December 18, 2013

It’s better to give than to receive, except when it comes to taxes.

Fortunately, the holiday season provides the perfect opportunity to give more to those you care about and less to greedy Uncle Sam. Here are a few options for tax-deductible gifts.

Build a Child’s College Fund

A great gift that fits the bill is a contribution to a 529 plan. These plans allow a child’s college fund to grow tax free, and reduce state income taxes for contributors across the country.

Under federal law, individuals can contribute up to $14,000 a year to a 529 plan, and married couples can give as much as $28,000 a year. When their child is ready for college, parents can withdraw money from the plan and pay no taxes on it. They just have to be sure to use the money for tuition and other expenses required to attend college.

Parents and grandparents are the ones who most often contribute to the plans, and they can receive multiple tax breaks. Working parents are able to avoid paying a federal gift tax and in many states, can deduct the contribution from their state income tax. Retired grandparents can reduce the estate tax their children will have to pay.

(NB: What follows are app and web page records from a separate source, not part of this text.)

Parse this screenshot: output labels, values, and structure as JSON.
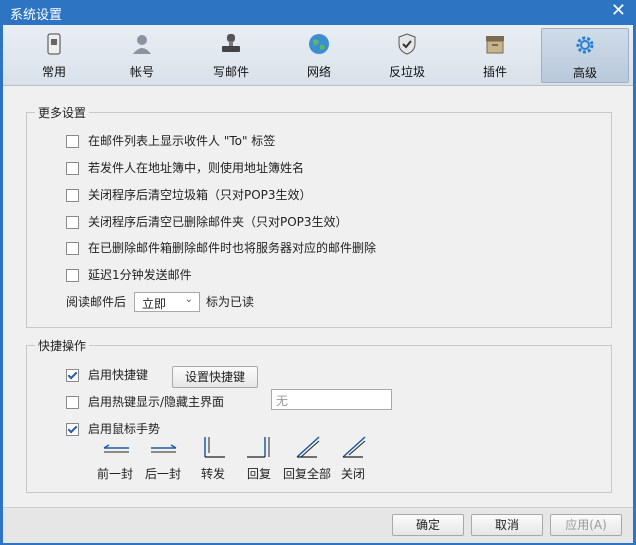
{
  "window": {
    "title": "系统设置"
  },
  "tabs": [
    {
      "label": "常用",
      "icon": "phone-icon"
    },
    {
      "label": "帐号",
      "icon": "user-icon"
    },
    {
      "label": "写邮件",
      "icon": "stamp-icon"
    },
    {
      "label": "网络",
      "icon": "globe-icon"
    },
    {
      "label": "反垃圾",
      "icon": "shield-icon"
    },
    {
      "label": "插件",
      "icon": "box-icon"
    },
    {
      "label": "高级",
      "icon": "gear-icon",
      "active": true
    }
  ],
  "more_settings": {
    "legend": "更多设置",
    "options": [
      {
        "label": "在邮件列表上显示收件人 \"To\" 标签",
        "checked": false
      },
      {
        "label": "若发件人在地址簿中，则使用地址簿姓名",
        "checked": false
      },
      {
        "label": "关闭程序后清空垃圾箱（只对POP3生效）",
        "checked": false
      },
      {
        "label": "关闭程序后清空已删除邮件夹（只对POP3生效）",
        "checked": false
      },
      {
        "label": "在已删除邮件箱删除邮件时也将服务器对应的邮件删除",
        "checked": false
      },
      {
        "label": "延迟1分钟发送邮件",
        "checked": false
      }
    ],
    "read_prefix": "阅读邮件后",
    "read_select_value": "立即",
    "read_suffix": "标为已读"
  },
  "shortcuts": {
    "legend": "快捷操作",
    "enable_hotkeys_label": "启用快捷键",
    "enable_hotkeys_checked": true,
    "set_hotkeys_button": "设置快捷键",
    "hotkey_toggle_label": "启用热键显示/隐藏主界面",
    "hotkey_toggle_checked": false,
    "hotkey_value": "无",
    "mouse_gesture_label": "启用鼠标手势",
    "mouse_gesture_checked": true,
    "gestures": [
      {
        "label": "前一封"
      },
      {
        "label": "后一封"
      },
      {
        "label": "转发"
      },
      {
        "label": "回复"
      },
      {
        "label": "回复全部"
      },
      {
        "label": "关闭"
      }
    ]
  },
  "footer": {
    "ok": "确定",
    "cancel": "取消",
    "apply": "应用(A)"
  },
  "colors": {
    "titlebar": "#2d74c3",
    "check": "#2a5fa8"
  }
}
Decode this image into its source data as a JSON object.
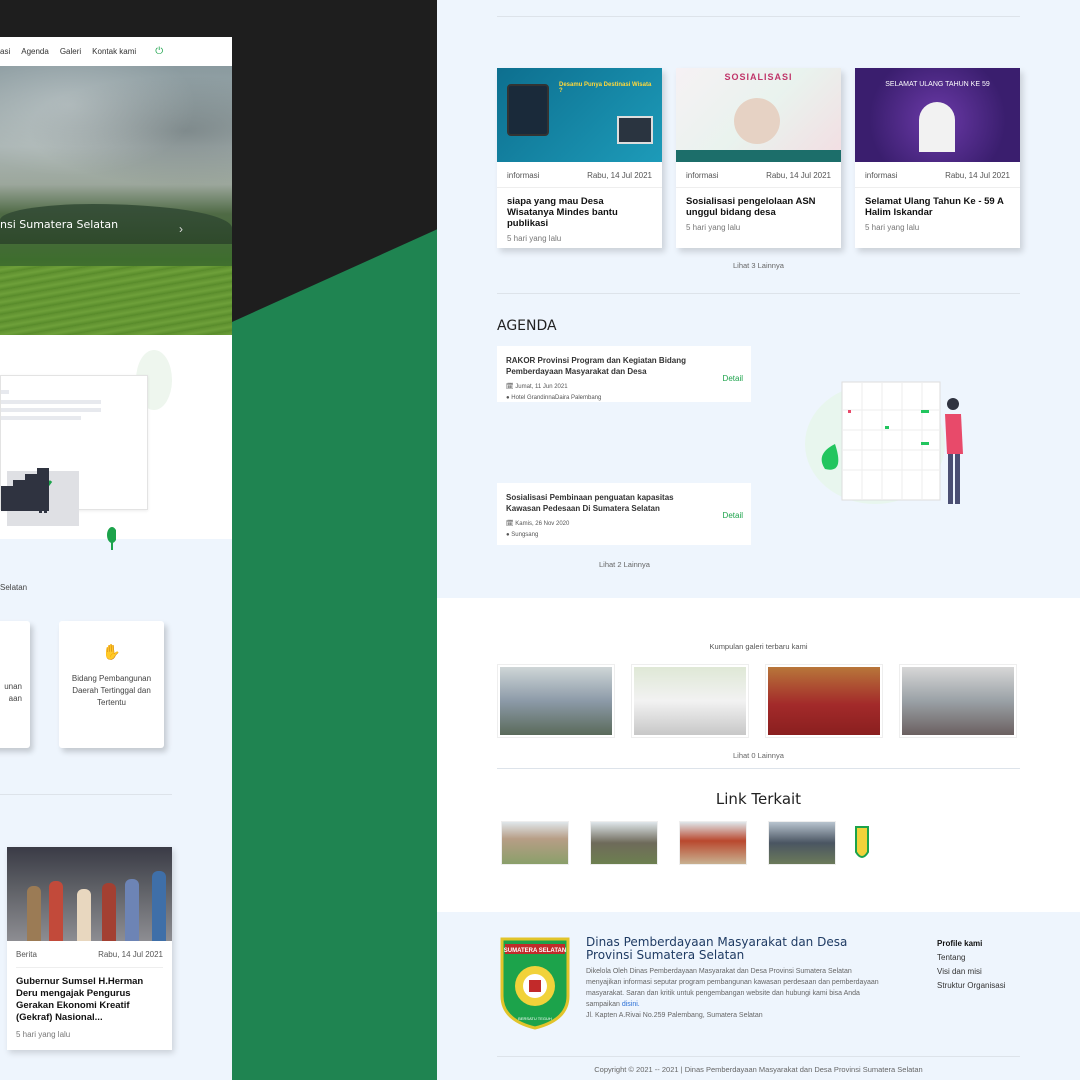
{
  "left_page": {
    "nav": [
      "asi",
      "Agenda",
      "Galeri",
      "Kontak kami"
    ],
    "power_icon": "power-icon",
    "hero_caption": "nsi Sumatera Selatan",
    "breadcrumb": "Selatan",
    "cards": [
      {
        "text": "unan\naan"
      },
      {
        "icon": "hand-leaf-icon",
        "text": "Bidang Pembangunan Daerah Tertinggal dan Tertentu"
      }
    ],
    "news": {
      "category": "Berita",
      "date": "Rabu, 14 Jul 2021",
      "title": "Gubernur Sumsel H.Herman Deru mengajak Pengurus Gerakan Ekonomi Kreatif (Gekraf) Nasional...",
      "ago": "5 hari yang lalu"
    }
  },
  "right_page": {
    "info_cards": [
      {
        "category": "informasi",
        "date": "Rabu, 14 Jul 2021",
        "title": "siapa yang mau Desa Wisatanya Mindes bantu publikasi",
        "ago": "5 hari yang lalu",
        "img_text": "Desamu Punya Destinasi Wisata ?"
      },
      {
        "category": "informasi",
        "date": "Rabu, 14 Jul 2021",
        "title": "Sosialisasi pengelolaan ASN unggul bidang desa",
        "ago": "5 hari yang lalu",
        "img_text": "SOSIALISASI"
      },
      {
        "category": "informasi",
        "date": "Rabu, 14 Jul 2021",
        "title": "Selamat Ulang Tahun Ke - 59 A Halim Iskandar",
        "ago": "5 hari yang lalu",
        "img_text": "SELAMAT ULANG TAHUN KE 59"
      }
    ],
    "info_more": "Lihat 3 Lainnya",
    "agenda_heading": "AGENDA",
    "agenda": [
      {
        "title": "RAKOR Provinsi Program dan Kegiatan Bidang Pemberdayaan Masyarakat dan Desa",
        "date": "Jumat, 11 Jun 2021",
        "place": "Hotel GrandinnaDaira Palembang",
        "detail": "Detail"
      },
      {
        "title": "Sosialisasi Pembinaan penguatan kapasitas Kawasan Pedesaan Di Sumatera Selatan",
        "date": "Kamis, 26 Nov 2020",
        "place": "Sungsang",
        "detail": "Detail"
      }
    ],
    "agenda_more": "Lihat 2 Lainnya",
    "gallery_sub": "Kumpulan galeri terbaru kami",
    "gallery_more": "Lihat 0 Lainnya",
    "link_heading": "Link Terkait",
    "footer": {
      "title": "Dinas Pemberdayaan Masyarakat dan Desa Provinsi Sumatera Selatan",
      "desc": "Dikelola Oleh Dinas Pemberdayaan Masyarakat dan Desa Provinsi Sumatera Selatan menyajikan informasi seputar program pembangunan kawasan perdesaan dan pemberdayaan masyarakat. Saran dan kritik untuk pengembangan website dan hubungi kami bisa Anda sampaikan",
      "desc_link": "disini.",
      "address": "Jl. Kapten A.Rivai No.259 Palembang, Sumatera Selatan",
      "links_heading": "Profile kami",
      "links": [
        "Tentang",
        "Visi dan misi",
        "Struktur Organisasi"
      ],
      "logo_text": "SUMATERA SELATAN",
      "logo_motto": "BERSATU TEGUH",
      "copyright": "Copyright © 2021 -- 2021 | Dinas Pemberdayaan Masyarakat dan Desa Provinsi Sumatera Selatan"
    }
  },
  "colors": {
    "accent_green": "#1ca34b",
    "band_green": "#1f8451",
    "dark_bg": "#1e1e1e",
    "page_bg": "#eef5fd"
  }
}
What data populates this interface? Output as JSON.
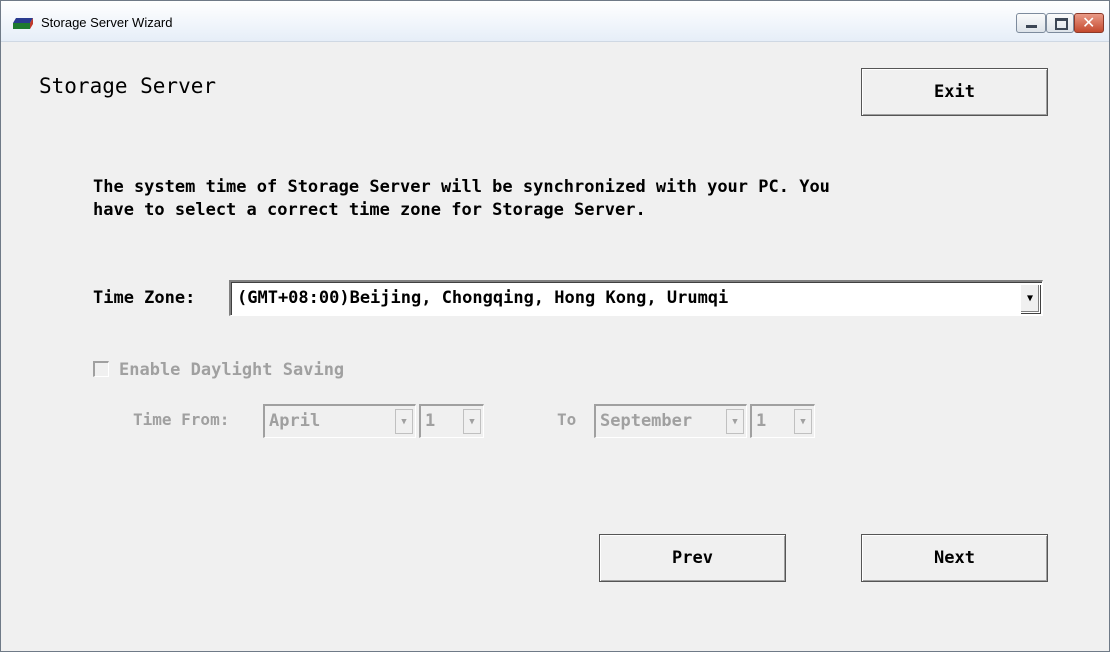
{
  "window": {
    "title": "Storage Server Wizard",
    "icon": "drive-icon"
  },
  "page": {
    "heading": "Storage Server",
    "description_lines": [
      "The system time of Storage Server will be synchronized with your PC. You",
      "have to select a correct time zone for Storage Server."
    ]
  },
  "buttons": {
    "exit": "Exit",
    "prev": "Prev",
    "next": "Next"
  },
  "time_zone": {
    "label": "Time Zone:",
    "value": "(GMT+08:00)Beijing, Chongqing, Hong Kong, Urumqi"
  },
  "daylight_saving": {
    "label": "Enable Daylight Saving",
    "checked": false,
    "time_from_label": "Time From:",
    "from_month": "April",
    "from_day": "1",
    "to_label": "To",
    "to_month": "September",
    "to_day": "1"
  }
}
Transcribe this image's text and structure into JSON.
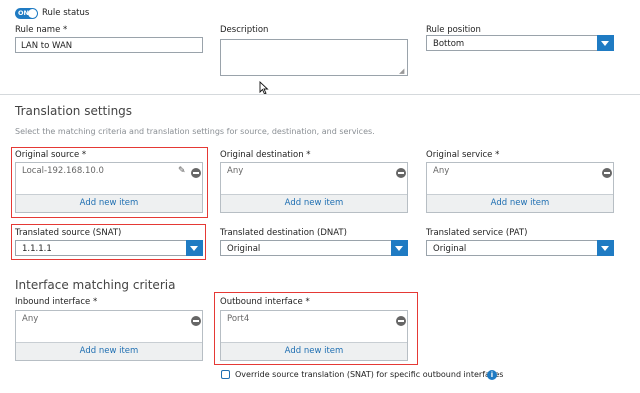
{
  "rule_status": {
    "toggle": "ON",
    "label": "Rule status"
  },
  "rule_name": {
    "label": "Rule name *",
    "value": "LAN to WAN"
  },
  "description": {
    "label": "Description",
    "value": ""
  },
  "rule_position": {
    "label": "Rule position",
    "value": "Bottom"
  },
  "translation": {
    "title": "Translation settings",
    "subtitle": "Select the matching criteria and translation settings for source, destination, and services.",
    "original_source": {
      "label": "Original source *",
      "value": "Local-192.168.10.0",
      "add": "Add new item"
    },
    "original_destination": {
      "label": "Original destination *",
      "value": "Any",
      "add": "Add new item"
    },
    "original_service": {
      "label": "Original service *",
      "value": "Any",
      "add": "Add new item"
    },
    "translated_source": {
      "label": "Translated source (SNAT)",
      "value": "1.1.1.1"
    },
    "translated_destination": {
      "label": "Translated destination (DNAT)",
      "value": "Original"
    },
    "translated_service": {
      "label": "Translated service (PAT)",
      "value": "Original"
    }
  },
  "interface": {
    "title": "Interface matching criteria",
    "inbound": {
      "label": "Inbound interface *",
      "value": "Any",
      "add": "Add new item"
    },
    "outbound": {
      "label": "Outbound interface *",
      "value": "Port4",
      "add": "Add new item"
    },
    "override_label": "Override source translation (SNAT) for specific outbound interfaces"
  },
  "colors": {
    "accent": "#1f7bc3",
    "highlight": "#e53935",
    "link": "#1f6fb2"
  }
}
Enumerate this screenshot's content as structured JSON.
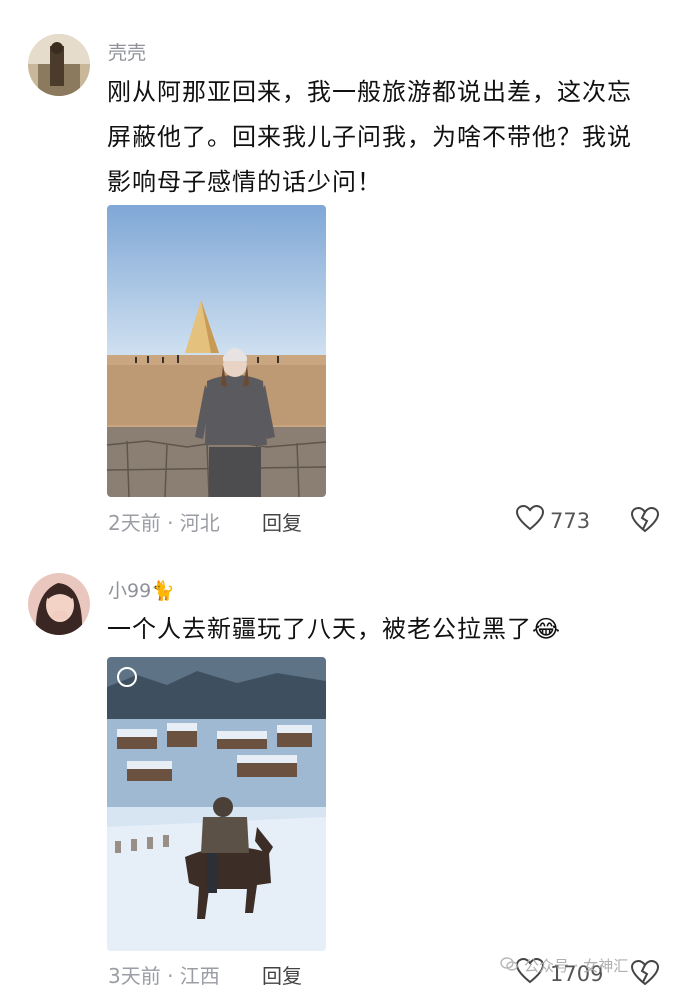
{
  "comments": [
    {
      "username": "壳壳",
      "lines": [
        "刚从阿那亚回来，我一般旅游都说出差，这次忘",
        "屏蔽他了。回来我儿子问我，为啥不带他？我说",
        "影响母子感情的话少问！"
      ],
      "meta": "2天前 · 河北",
      "reply": "回复",
      "likes": "773"
    },
    {
      "username": "小99",
      "username_emoji": "🐈",
      "text": "一个人去新疆玩了八天，被老公拉黑了",
      "text_emoji": "😂",
      "meta": "3天前 · 江西",
      "reply": "回复",
      "likes": "1709"
    }
  ],
  "watermark": "公众号 · 女神汇",
  "colors": {
    "meta": "#9a9da3",
    "username": "#8f9399",
    "text": "#111111"
  }
}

There is even the opportunity for married parents or grandparents to contribute a lump sum of $140,000 for the next five years. This lump sum option can generate a much larger return on investment. But it could also leave money on the table if the IRS increases the maximum allowable contribution during the next five years.

Send Gifts to your Business Contacts

Parents and grandparents, though, aren’t the only ones who can benefit from giving money during the holidays. The federal government allows individuals to deduct as much as $25 per gift to business associates and customers during the holidays. That means if you want to give to those who have helped you at your job this year, feel free. And you will also receive something special: a reduction in income taxes. Just remember that the maximum deduction is $25 per recipient each year, so if you sent someone a $25 business gift earlier in the year, you won’t be able to deduct your holiday gift to them.

Donate to Charity

Making a donation to charity, whether it’s giving a bag of old clothes or some cash, is often a tax write-off. Of course, not every charitable gift will give back to you. Donating to political causes and candidates, purchasing raffle tickets for a fundraiser and in-kind donations of your talent and expertise are not tax deductible.

So when you make your list this Christmas, check it twice. Once to make sure you bought all the gifts for your family, and again to make sure you’ve set yourself up for every tax break tyou can get. After all, it is the giving season.

Photo: Oxclock